**What to do:**
Please determine how many lines of the material include the word "react", and respond with nothing but that number.

**Source data:**

■ ■ ■ ■ ■

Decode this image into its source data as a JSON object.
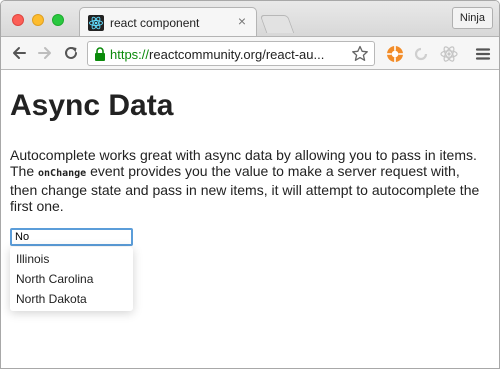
{
  "tab": {
    "title": "react component",
    "close": "×"
  },
  "profile": {
    "label": "Ninja"
  },
  "omnibox": {
    "scheme": "https://",
    "host": "reactcommunity.org/react-au..."
  },
  "page": {
    "title": "Async Data",
    "intro_before": "Autocomplete works great with async data by allowing you to pass in items. The ",
    "intro_code": "onChange",
    "intro_after": " event provides you the value to make a server request with, then change state and pass in new items, it will attempt to autocomplete the first one."
  },
  "autocomplete": {
    "value": "No",
    "items": [
      "Illinois",
      "North Carolina",
      "North Dakota"
    ]
  },
  "colors": {
    "secure": "#0b8a0b",
    "focus_ring": "#5b9dd9"
  },
  "icons": [
    "react-favicon",
    "back-arrow-icon",
    "forward-arrow-icon",
    "reload-icon",
    "lock-icon",
    "bookmark-star-icon",
    "extension-orange-icon",
    "extension-grey-icon",
    "react-devtools-icon",
    "menu-icon"
  ]
}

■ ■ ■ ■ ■

**Solution for this problem:**
4